(Dataset records)
'''

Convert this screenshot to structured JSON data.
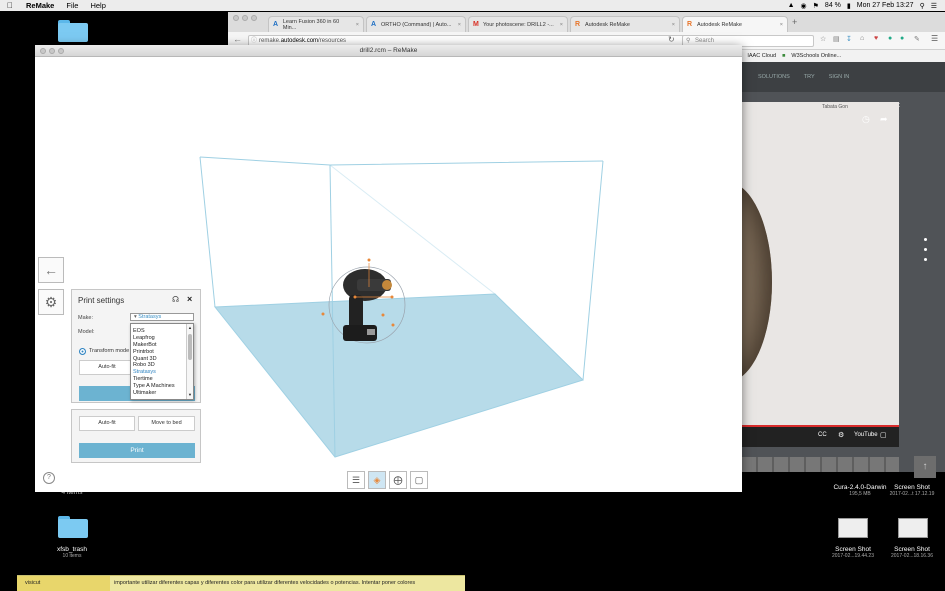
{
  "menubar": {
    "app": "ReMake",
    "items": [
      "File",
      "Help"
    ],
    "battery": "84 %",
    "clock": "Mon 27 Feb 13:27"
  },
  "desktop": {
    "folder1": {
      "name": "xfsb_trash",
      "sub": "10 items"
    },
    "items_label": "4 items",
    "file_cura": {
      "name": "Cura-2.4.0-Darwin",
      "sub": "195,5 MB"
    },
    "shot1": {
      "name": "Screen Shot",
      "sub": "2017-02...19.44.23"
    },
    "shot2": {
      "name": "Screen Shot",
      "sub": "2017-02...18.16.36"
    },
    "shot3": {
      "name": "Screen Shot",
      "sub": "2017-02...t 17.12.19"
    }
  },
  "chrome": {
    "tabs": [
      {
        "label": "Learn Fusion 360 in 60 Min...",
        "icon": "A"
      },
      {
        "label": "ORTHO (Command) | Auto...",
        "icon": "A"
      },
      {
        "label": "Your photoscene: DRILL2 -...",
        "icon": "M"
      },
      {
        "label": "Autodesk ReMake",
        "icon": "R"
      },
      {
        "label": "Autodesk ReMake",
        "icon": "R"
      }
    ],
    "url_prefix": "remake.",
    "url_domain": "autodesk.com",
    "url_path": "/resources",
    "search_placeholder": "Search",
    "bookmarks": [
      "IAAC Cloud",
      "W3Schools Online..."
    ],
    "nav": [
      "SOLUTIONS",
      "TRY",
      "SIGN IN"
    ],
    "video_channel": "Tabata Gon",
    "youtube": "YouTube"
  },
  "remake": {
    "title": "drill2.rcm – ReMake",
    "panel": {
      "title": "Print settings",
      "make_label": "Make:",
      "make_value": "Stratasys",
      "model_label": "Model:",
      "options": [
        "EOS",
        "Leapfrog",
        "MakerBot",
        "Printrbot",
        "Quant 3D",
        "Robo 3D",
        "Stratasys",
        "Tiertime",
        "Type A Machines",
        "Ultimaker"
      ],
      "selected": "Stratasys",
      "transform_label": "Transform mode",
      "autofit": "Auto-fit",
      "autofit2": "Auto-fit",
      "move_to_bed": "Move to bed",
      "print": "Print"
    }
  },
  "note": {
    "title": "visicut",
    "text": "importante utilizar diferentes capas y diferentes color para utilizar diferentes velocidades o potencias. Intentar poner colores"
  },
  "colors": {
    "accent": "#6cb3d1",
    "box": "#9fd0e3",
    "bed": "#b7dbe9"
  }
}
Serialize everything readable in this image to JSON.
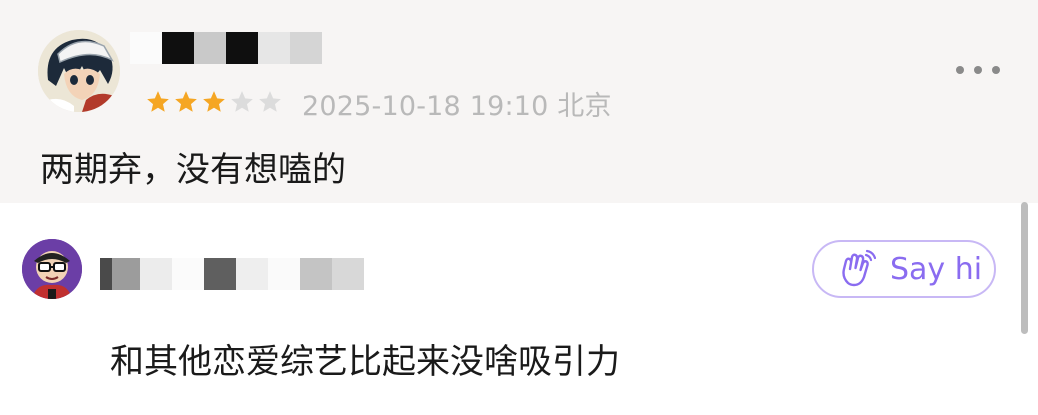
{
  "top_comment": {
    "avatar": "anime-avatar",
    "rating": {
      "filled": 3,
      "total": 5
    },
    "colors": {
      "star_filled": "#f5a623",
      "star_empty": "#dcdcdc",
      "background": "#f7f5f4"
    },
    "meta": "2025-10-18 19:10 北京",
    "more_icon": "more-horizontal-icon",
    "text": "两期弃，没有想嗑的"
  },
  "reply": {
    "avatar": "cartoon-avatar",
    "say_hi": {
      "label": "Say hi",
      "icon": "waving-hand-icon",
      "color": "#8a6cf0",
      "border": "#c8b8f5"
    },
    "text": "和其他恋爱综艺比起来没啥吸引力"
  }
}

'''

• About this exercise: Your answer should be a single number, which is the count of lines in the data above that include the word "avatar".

• Result for this exercise: 2